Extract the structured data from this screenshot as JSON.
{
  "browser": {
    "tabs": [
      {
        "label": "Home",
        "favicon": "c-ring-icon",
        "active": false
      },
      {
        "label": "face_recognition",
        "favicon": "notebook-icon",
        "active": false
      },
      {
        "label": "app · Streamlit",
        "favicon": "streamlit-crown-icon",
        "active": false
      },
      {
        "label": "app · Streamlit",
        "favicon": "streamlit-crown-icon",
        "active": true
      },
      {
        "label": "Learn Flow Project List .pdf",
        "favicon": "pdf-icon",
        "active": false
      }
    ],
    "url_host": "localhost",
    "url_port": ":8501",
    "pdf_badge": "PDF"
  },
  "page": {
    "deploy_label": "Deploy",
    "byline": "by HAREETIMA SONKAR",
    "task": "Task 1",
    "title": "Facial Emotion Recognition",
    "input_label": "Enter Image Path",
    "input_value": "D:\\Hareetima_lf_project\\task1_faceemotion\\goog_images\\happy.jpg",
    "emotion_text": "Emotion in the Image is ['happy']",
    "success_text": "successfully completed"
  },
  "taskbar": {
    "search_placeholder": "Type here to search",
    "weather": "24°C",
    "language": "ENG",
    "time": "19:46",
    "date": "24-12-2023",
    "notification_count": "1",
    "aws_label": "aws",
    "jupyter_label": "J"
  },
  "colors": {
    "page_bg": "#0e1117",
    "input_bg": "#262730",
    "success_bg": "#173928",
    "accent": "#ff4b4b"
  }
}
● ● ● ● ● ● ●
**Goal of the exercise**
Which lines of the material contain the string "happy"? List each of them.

**Answer to the problem**
    "input_value": "D:\\Hareetima_lf_project\\task1_faceemotion\\goog_images\\happy.jpg",
    "emotion_text": "Emotion in the Image is ['happy']",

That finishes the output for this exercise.